- **Problem to solve**:
Output the number of lines in the entries below with the string "content" in them, and nothing further.

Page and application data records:
*** Block opens ***
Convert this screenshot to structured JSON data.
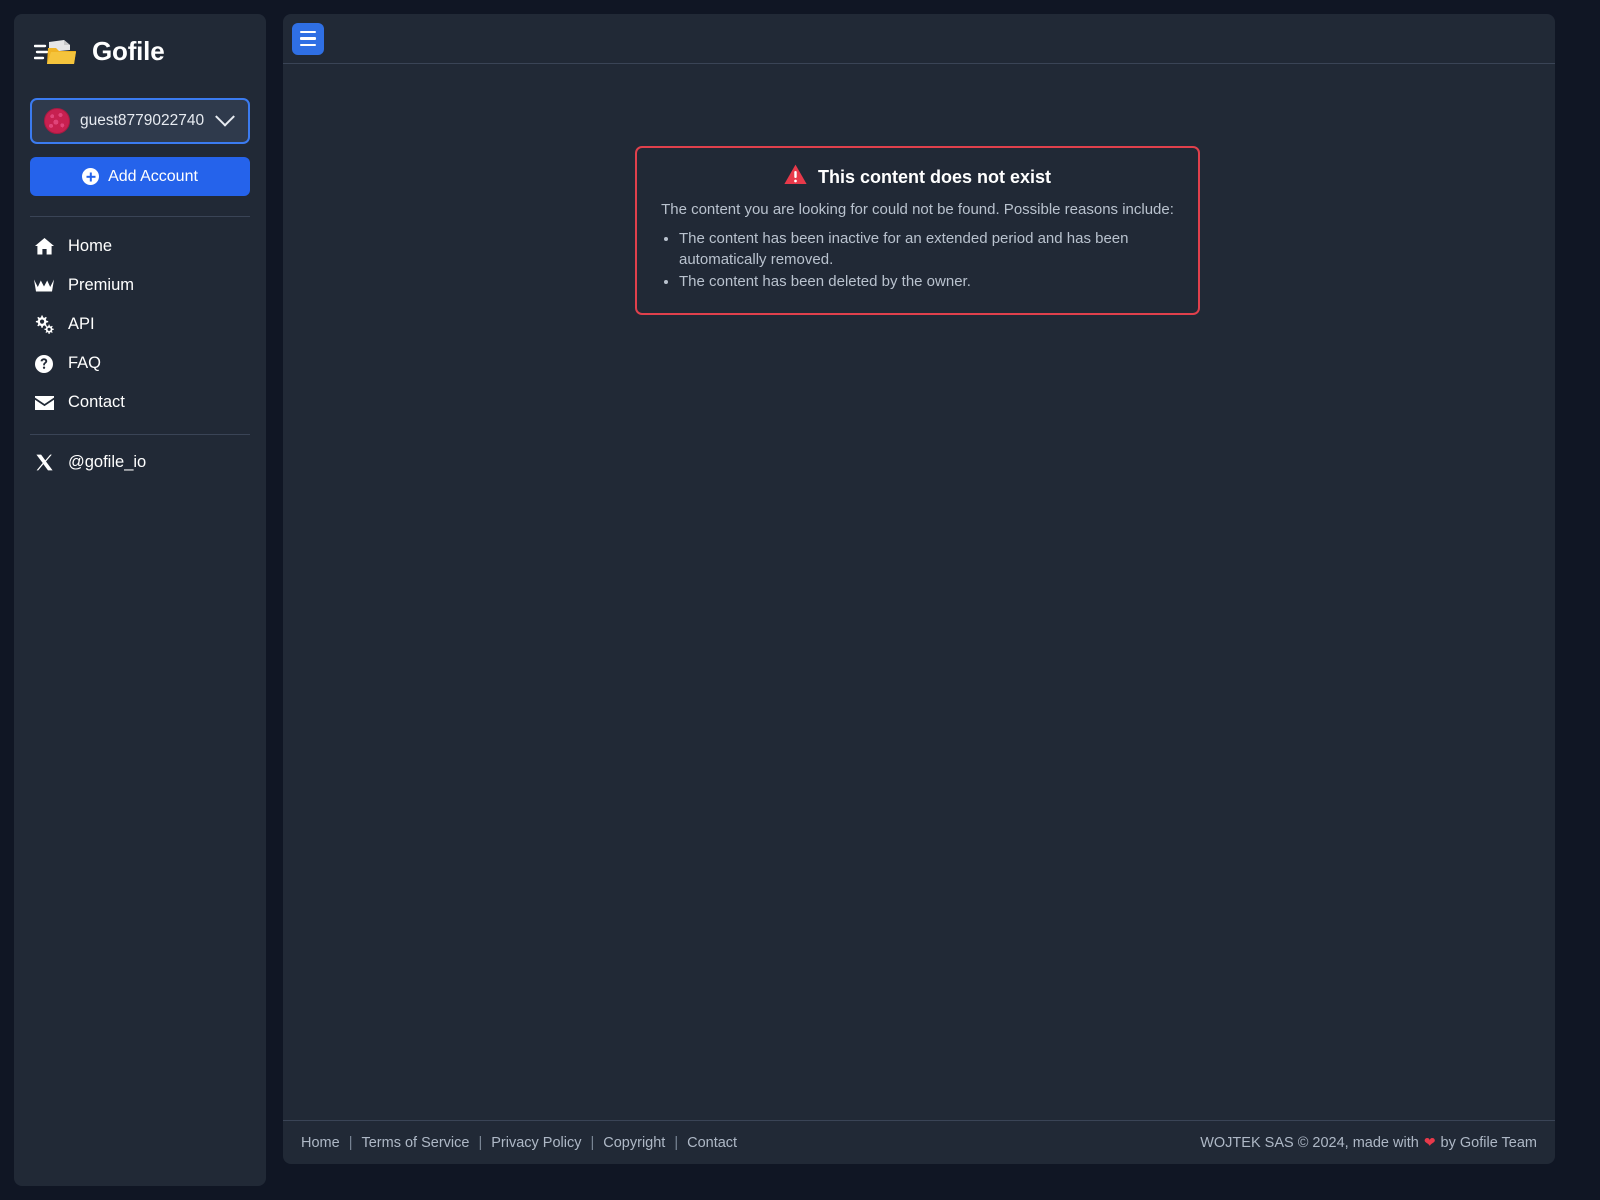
{
  "brand": {
    "name": "Gofile",
    "logo_icon": "gofile-folder-logo"
  },
  "sidebar": {
    "account": {
      "name": "guest8779022740",
      "avatar_icon": "user-avatar-identicon",
      "chevron_icon": "chevron-down-icon"
    },
    "add_account_label": "Add Account",
    "add_account_icon": "plus-circle-icon",
    "items": [
      {
        "label": "Home",
        "icon": "home-icon"
      },
      {
        "label": "Premium",
        "icon": "crown-icon"
      },
      {
        "label": "API",
        "icon": "gears-icon"
      },
      {
        "label": "FAQ",
        "icon": "question-circle-icon"
      },
      {
        "label": "Contact",
        "icon": "envelope-icon"
      }
    ],
    "social": {
      "label": "@gofile_io",
      "icon": "x-twitter-icon"
    }
  },
  "topbar": {
    "menu_icon": "hamburger-menu-icon"
  },
  "error": {
    "icon": "warning-triangle-icon",
    "title": "This content does not exist",
    "subtitle": "The content you are looking for could not be found. Possible reasons include:",
    "reasons": [
      "The content has been inactive for an extended period and has been automatically removed.",
      "The content has been deleted by the owner."
    ]
  },
  "footer": {
    "links": [
      "Home",
      "Terms of Service",
      "Privacy Policy",
      "Copyright",
      "Contact"
    ],
    "separator": "|",
    "copyright_before": "WOJTEK SAS © 2024, made with",
    "heart_icon": "heart-icon",
    "heart_glyph": "❤",
    "copyright_after": "by Gofile Team"
  },
  "colors": {
    "accent_blue": "#2563eb",
    "panel": "#212936",
    "page_bg": "#101624",
    "error_red": "#e0404c",
    "heart_red": "#e8394a"
  }
}
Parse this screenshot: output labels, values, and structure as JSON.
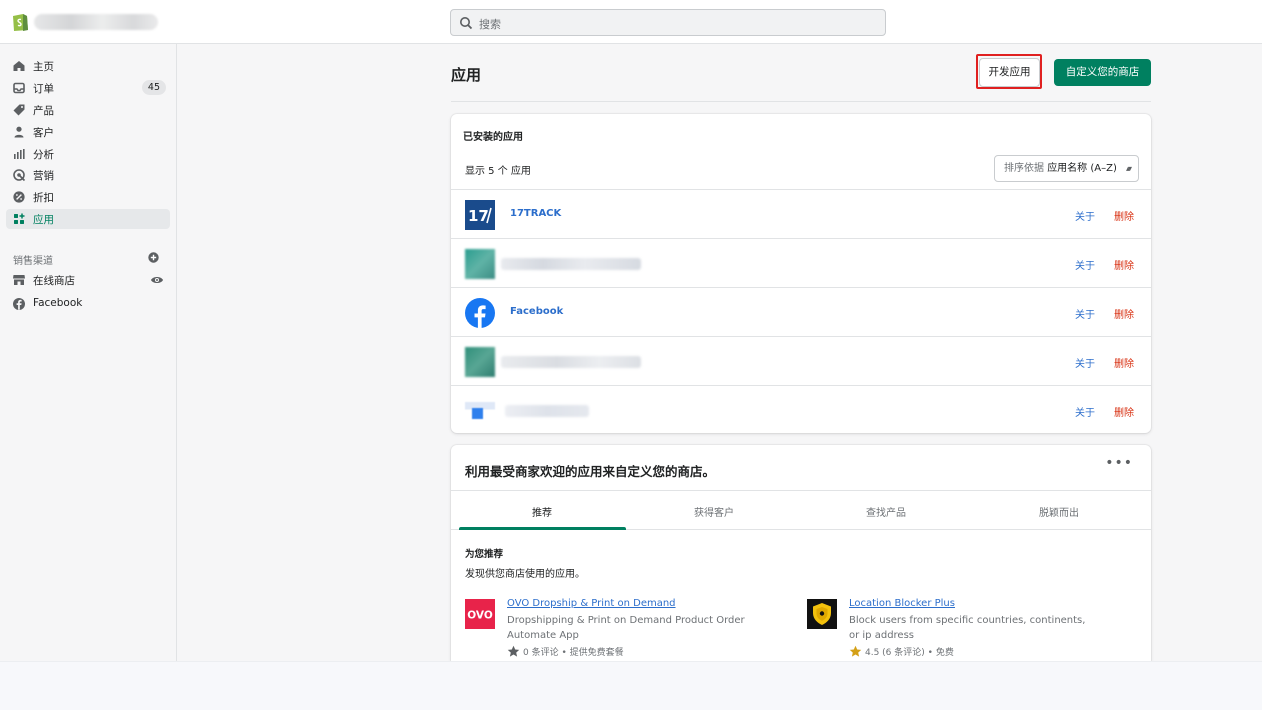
{
  "topbar": {
    "search_placeholder": "搜索"
  },
  "sidebar": {
    "items": [
      {
        "label": "主页",
        "icon": "home-icon"
      },
      {
        "label": "订单",
        "icon": "orders-icon",
        "badge": "45"
      },
      {
        "label": "产品",
        "icon": "tag-icon"
      },
      {
        "label": "客户",
        "icon": "person-icon"
      },
      {
        "label": "分析",
        "icon": "bar-chart-icon"
      },
      {
        "label": "营销",
        "icon": "target-icon"
      },
      {
        "label": "折扣",
        "icon": "discount-icon"
      },
      {
        "label": "应用",
        "icon": "apps-icon",
        "active": true
      }
    ],
    "channels_title": "销售渠道",
    "channels": [
      {
        "label": "在线商店",
        "icon": "store-icon"
      },
      {
        "label": "Facebook",
        "icon": "facebook-icon"
      }
    ]
  },
  "page": {
    "title": "应用",
    "dev_button": "开发应用",
    "customize_button": "自定义您的商店"
  },
  "installed": {
    "title": "已安装的应用",
    "showing": "显示 5 个 应用",
    "sort_prefix": "排序依据",
    "sort_value": "应用名称 (A–Z)",
    "about_label": "关于",
    "delete_label": "删除",
    "apps": [
      {
        "name": "17TRACK",
        "logo_text": "17"
      },
      {
        "name": ""
      },
      {
        "name": "Facebook"
      },
      {
        "name": ""
      },
      {
        "name": ""
      }
    ]
  },
  "recommend": {
    "title": "利用最受商家欢迎的应用来自定义您的商店。",
    "more": "•••",
    "tabs": [
      "推荐",
      "获得客户",
      "查找产品",
      "脱颖而出"
    ],
    "section_title": "为您推荐",
    "section_sub": "发现供您商店使用的应用。",
    "apps": [
      {
        "logo_text": "OVO",
        "name": "OVO Dropship & Print on Demand",
        "desc": "Dropshipping & Print on Demand Product Order Automate App",
        "meta": "0 条评论 • 提供免费套餐"
      },
      {
        "name": "Location Blocker Plus",
        "desc": "Block users from specific countries, continents, or ip address",
        "meta": "4.5 (6 条评论) • 免费"
      }
    ]
  },
  "colors": {
    "accent": "#008060",
    "link": "#2c6ecb",
    "danger": "#d72c0d",
    "highlight_box": "#e02020"
  }
}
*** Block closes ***
- **Problem solution**:
4